The government may seize property used in a crimeIn addition to an indictment, a criminal investigation may result in seizure and forfeiture of your property, including everything from bank accounts to the automobiles and boats used to ferry contraband, and the house which you may have purchased with some of the proceeds, or from which you dealt the drugs that landed you in an indictment. In pursuit of its forfeiture claim, the government may also disgorge assets that have been transferred to other individuals. Forfeiture proceedings can be civil or criminal. A criminal forfeiture proceeding accompanies the filing of a criminal case and will be adjudicated along with the case. However, a civil forfeiture proceeding may be filed before, or even in the absence of, any criminal proceeding.
The basic forfeiture lawThe law of forfeiture is delineated by statutes, and thus can vary from state to state. However, there are certain doctrines appear in most statutes:
- The wrongdoer in a civil forfeiture action is the property. Therefore, civil forfeiture actions are against the property, and the property might be forfeitable even though its owner was innocent.

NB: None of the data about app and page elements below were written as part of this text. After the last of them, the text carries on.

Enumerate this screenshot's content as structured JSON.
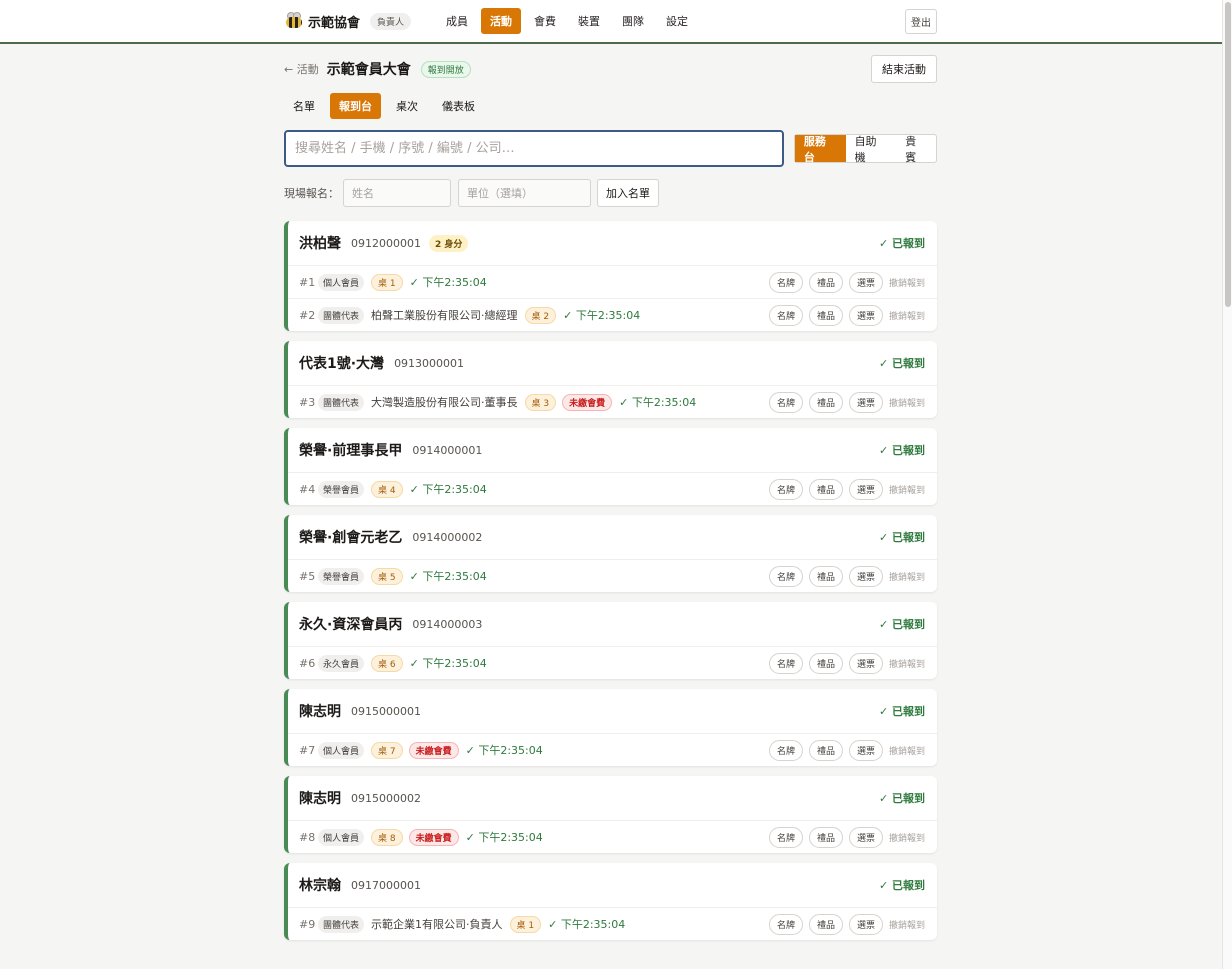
{
  "nav": {
    "org_name": "示範協會",
    "role": "負責人",
    "items": [
      "成員",
      "活動",
      "會費",
      "裝置",
      "團隊",
      "設定"
    ],
    "active": "活動",
    "logout": "登出"
  },
  "header": {
    "back": "← 活動",
    "title": "示範會員大會",
    "status": "報到開放",
    "end_button": "結束活動"
  },
  "subtabs": {
    "items": [
      "名單",
      "報到台",
      "桌次",
      "儀表板"
    ],
    "active": "報到台"
  },
  "search": {
    "placeholder": "搜尋姓名 / 手機 / 序號 / 編號 / 公司…",
    "value": ""
  },
  "modes": {
    "items": [
      "服務台",
      "自助機",
      "貴賓"
    ],
    "active": "服務台"
  },
  "walkin": {
    "label": "現場報名：",
    "name_placeholder": "姓名",
    "unit_placeholder": "單位（選填）",
    "add_button": "加入名單"
  },
  "labels": {
    "checked_in": "✓ 已報到",
    "badge_btn": "名牌",
    "gift_btn": "禮品",
    "ballot_btn": "選票",
    "undo": "撤銷報到"
  },
  "attendees": [
    {
      "name": "洪柏聲",
      "phone": "0912000001",
      "multi": "2 身分",
      "entries": [
        {
          "seq": "#1",
          "type": "個人會員",
          "company": "",
          "table": "桌 1",
          "unpaid": "",
          "time": "✓ 下午2:35:04"
        },
        {
          "seq": "#2",
          "type": "團體代表",
          "company": "柏聲工業股份有限公司·總經理",
          "table": "桌 2",
          "unpaid": "",
          "time": "✓ 下午2:35:04"
        }
      ]
    },
    {
      "name": "代表1號·大灣",
      "phone": "0913000001",
      "multi": "",
      "entries": [
        {
          "seq": "#3",
          "type": "團體代表",
          "company": "大灣製造股份有限公司·董事長",
          "table": "桌 3",
          "unpaid": "未繳會費",
          "time": "✓ 下午2:35:04"
        }
      ]
    },
    {
      "name": "榮譽·前理事長甲",
      "phone": "0914000001",
      "multi": "",
      "entries": [
        {
          "seq": "#4",
          "type": "榮譽會員",
          "company": "",
          "table": "桌 4",
          "unpaid": "",
          "time": "✓ 下午2:35:04"
        }
      ]
    },
    {
      "name": "榮譽·創會元老乙",
      "phone": "0914000002",
      "multi": "",
      "entries": [
        {
          "seq": "#5",
          "type": "榮譽會員",
          "company": "",
          "table": "桌 5",
          "unpaid": "",
          "time": "✓ 下午2:35:04"
        }
      ]
    },
    {
      "name": "永久·資深會員丙",
      "phone": "0914000003",
      "multi": "",
      "entries": [
        {
          "seq": "#6",
          "type": "永久會員",
          "company": "",
          "table": "桌 6",
          "unpaid": "",
          "time": "✓ 下午2:35:04"
        }
      ]
    },
    {
      "name": "陳志明",
      "phone": "0915000001",
      "multi": "",
      "entries": [
        {
          "seq": "#7",
          "type": "個人會員",
          "company": "",
          "table": "桌 7",
          "unpaid": "未繳會費",
          "time": "✓ 下午2:35:04"
        }
      ]
    },
    {
      "name": "陳志明",
      "phone": "0915000002",
      "multi": "",
      "entries": [
        {
          "seq": "#8",
          "type": "個人會員",
          "company": "",
          "table": "桌 8",
          "unpaid": "未繳會費",
          "time": "✓ 下午2:35:04"
        }
      ]
    },
    {
      "name": "林宗翰",
      "phone": "0917000001",
      "multi": "",
      "entries": [
        {
          "seq": "#9",
          "type": "團體代表",
          "company": "示範企業1有限公司·負責人",
          "table": "桌 1",
          "unpaid": "",
          "time": "✓ 下午2:35:04"
        }
      ]
    }
  ]
}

- The property becomes forfeitable and title vests in the government at the time of the crime that gives rise to the forfeiture. Thus, innocent transferees may find themselves divested of the property even if they obtained title before the crime was prosecuted or even discovered.
The three theories of forfeitureThere are three theories under which a prosecutor can seek the forfeiture of assets:
- The assets are contraband.
- The assets are the proceeds of criminal activity.
- The assets were used to commit or facilitate a crime.